These videos from BC Capital Regional District show common sources of inflow and infiltration on private and public properties.
Please note that these videos are not exhaustive. For example, sump pumps connected to the wastewater systems are major contributors of inflow in Halifax Regional Municipality and they are not illustrated in these videos.
As per Halifax Water’s Rules and Regulations [PDF] discharging stormwater into the Halifax Water separated wastewater system is illegal in the Halifax Regional Municipality. The Regulatory Services Department of Halifax Water manages the Inflow and Infiltration (I&I) Reduction Program.
The goal of the I&I Reduction Program is to reduce stormwater inflow and infiltration from private properties from entering into Halifax Water’s wastewater system.
The I&I Reduction Program:
- Identifies, investigates, and prioritizes areas of significant inflow and infiltration
- Requires private properties to make repairs to address these issues
Investigation techniques performed by the Halifax Water I&I team include:
- Flow monitoring
- Smoke testing
- Dye testing
- Closed Circuit Television (CCTV) videos
- Property inspections
Where inflow and infiltration are found, the property owner is required to perform actions to fix the problems, within a specified timeframe, to bring the property into compliance. Not complying with this requirement may result in suspension of service and/or other penalties.
It is your responsibility as a property owner to manage the stormwater generated on your property and prevent stormwater inflow and infiltration from entering the Halifax Water wastewater system.
You are required to disconnect/repair those fixtures that are directly connected to the wastewater system or are allowing leakage into the wastewater system such as:
- Sump pumps and interior drains connected to the wastewater pipe in your basement including connection of these to a set tub or floor drain

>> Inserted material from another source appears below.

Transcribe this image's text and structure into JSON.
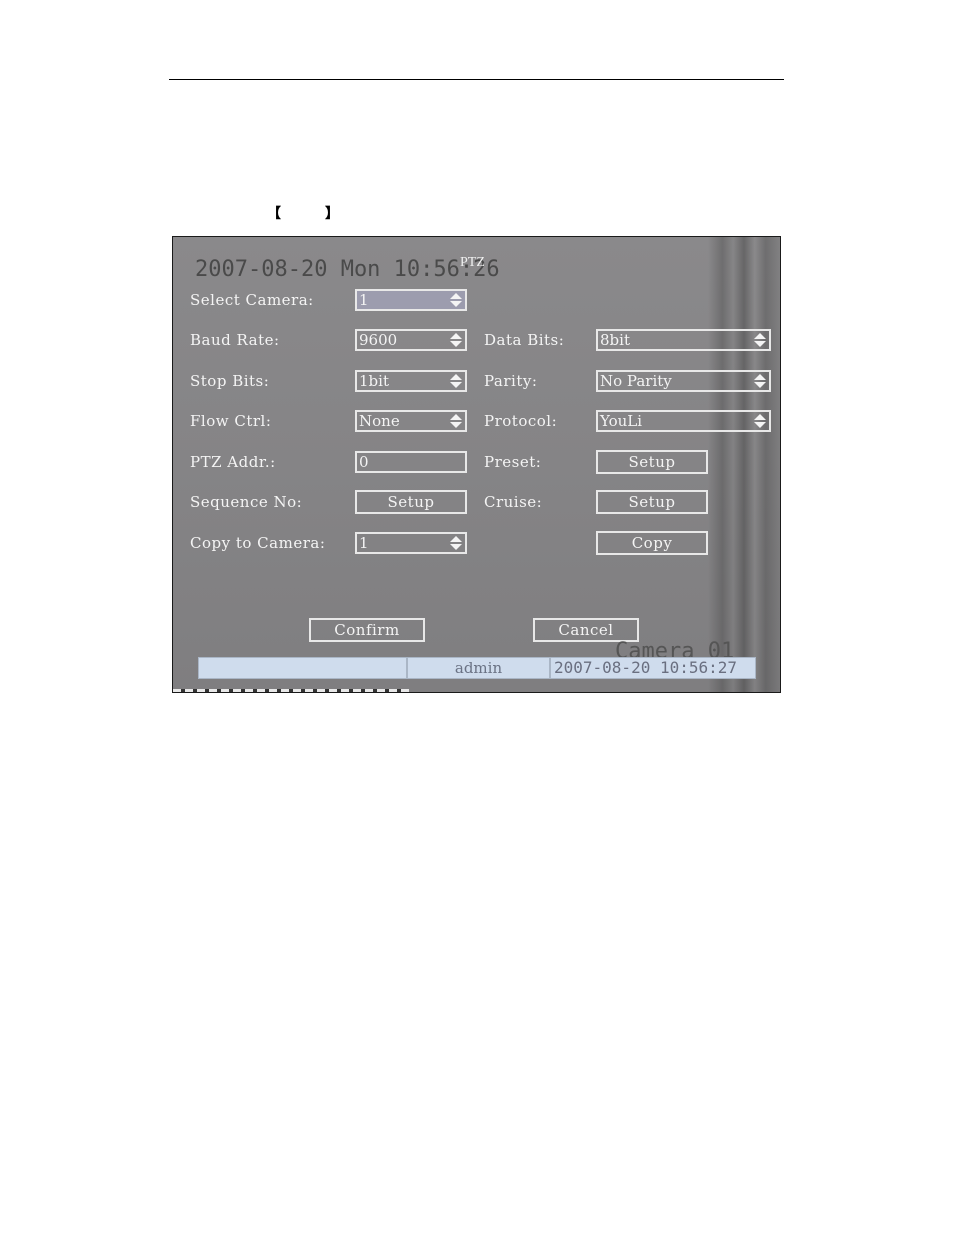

- Roof downspouts that extend underground and connect to the underground wastewater pipe
- Foundation drains (weeping tile) connected to the underground wastewater pipe
- Damaged/leaking wastewater lateral caused by roots, poor joints, cracks, etc.
- Cleanout caps that are missing or damaged and allowing stormwater to flow into the wastewater pipe (these cleanouts may be found in your basement floor or outdoors in your yard)
- Exterior area drains such as French drains in the yard, driveway drains, and exterior stairwell/window drains that are connected to the interior sewer plumbing in your building or to the underground wastewater system
Ideally, stormwater should be dissipated across your property, allowing it to flow across the surface and soak into the ground. Roof drains, sump pumps, and foundation drains should be directed to your yard where possible. You need to ensure this does not cause drainage issues on your property or neighbouring properties and will not cause icing concerns on private and public properties during the winter months.
In areas of Halifax where piped stormwater systems exist, you may contact Halifax Water to get a permit to connect your stormwater sources to the underground stormwater system.
You may want to engage a qualified professional (contractor, plumber, or engineer) to help you assess your options about how to best handle your property’s stormwater.